21 Bernheimer, “Dega’s Brothels: Voyeurism and Ideology,” 159.
22 Richard Davis, “The Origin of a Type of American Girl,” The Quarterly Illustrator 3, no. 9, (Jan. – Mar.
23 Davis, “The Origin of a Type of American Girl,” 6.
24 Davis, “The Origin of a Type of American Girl,” 6.
25 Henri, The Art Spirit, 124.
26 Henri, The Art Spirit, 124.
27 Henri, “The Art Spirit,” 124.
Bernheimer, Charles. “Degas Brothels: Voyeurism and Ideology.” Representations 20: Special Issue: Misogyny, Misandry, and Misanthropy. (Autumn 1987): 158 – 186
Boyle, Richard. American Impressionism.
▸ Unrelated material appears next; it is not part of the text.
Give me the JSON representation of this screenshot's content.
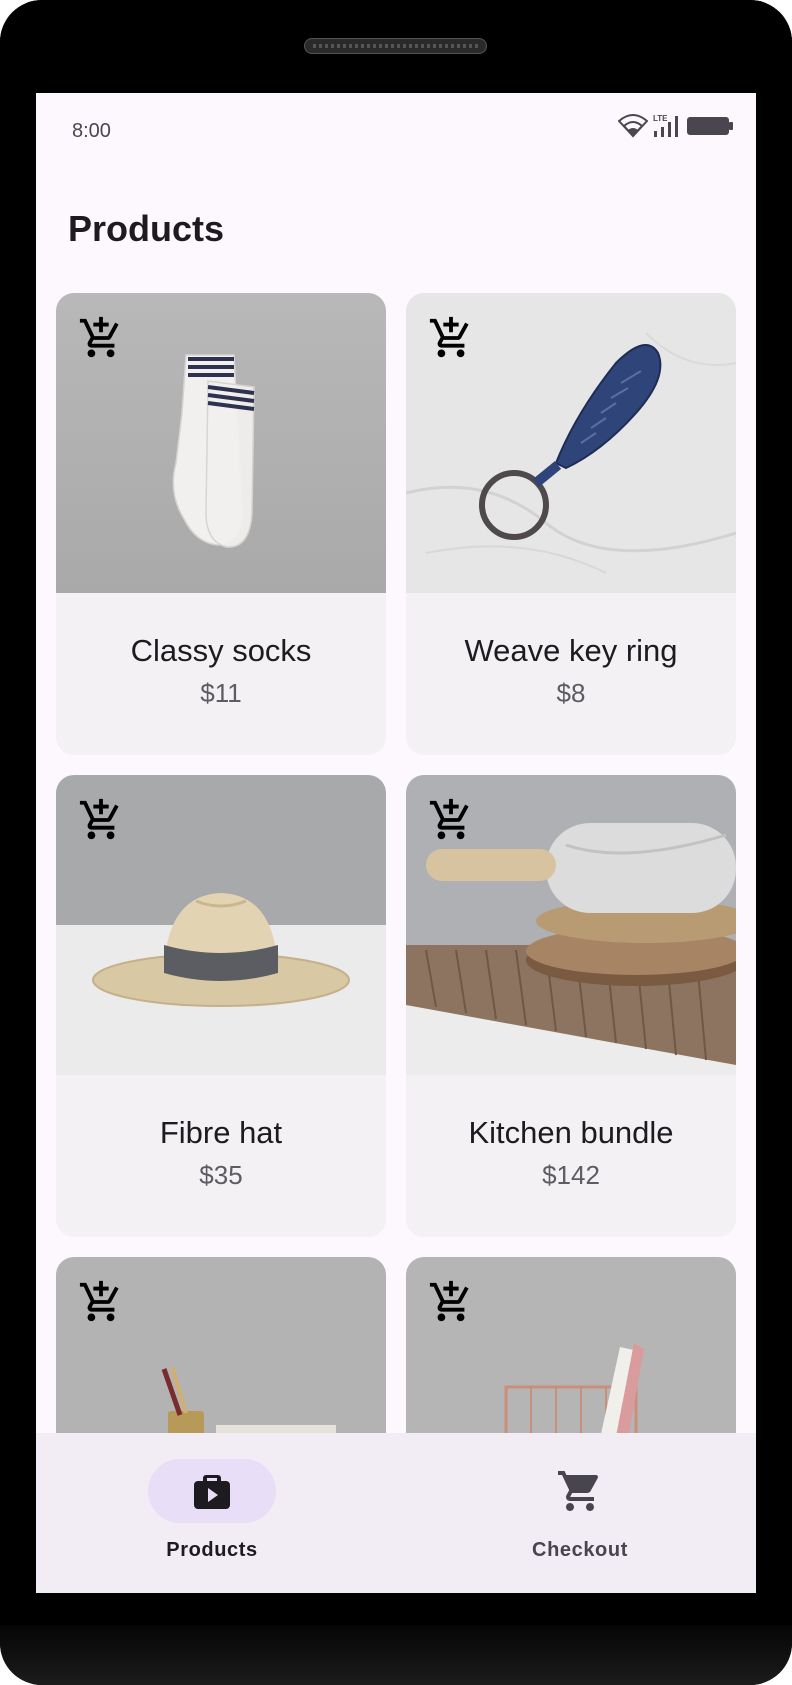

Boston: Little, Brown and Co., 1982.
Corbett, David Peters. “Ashcan Perspectives.” American Art 25, no. 1 (Spring 2011): 13-15.
Davis, Richard Harding, and Charles Dana Gibson. “The Origin of a Type of the American Girl.” The Quarterly Illustrator 3, no. 9 (January – March 1895): 3-8.
Gibson, Charles Dana. Sketches and Cartoons by Charles Dana Gibson. New York: R.H. Russell, 1900. Public domain through Gutenberg.org. https://www.gutenberg.org/ebooks/62920
Henri, Robert. The Art Spirit. ed. Margery A. Ryerson. Philadelphia: J. B. Lippincott, 1923.
Henri, Robert. “My People.” The Craftsman 27, no. 5 (February 1915): 459 – 469.
Karthas, Ilyana. “The Politics of Gender and the Revival of Ballet in Early Twentieth Century France.” Journal of Social History 45, no. 4. (Summer 2012): 960-989.
Kelly, Deirdre. Ballerina: Sex, Scandal, and Suffering Behind the Symbol of Perfection, Vancouver Canada: Greystone Books, 2012.
Morgan, H. Wayne. Victorian Culture in America 1865–1914. Itasca: F. E. Peacock Publishers, 1973.
Perlman, Bennard B. Robert Henri: His Art and Life. Mineola: Dover Publications, 1991.
Wardle, Marian. American Woman Modernists: The Legacy of Robert Henri, 1910-1945. Provo: Brigham Young University Museum of Art, 2005.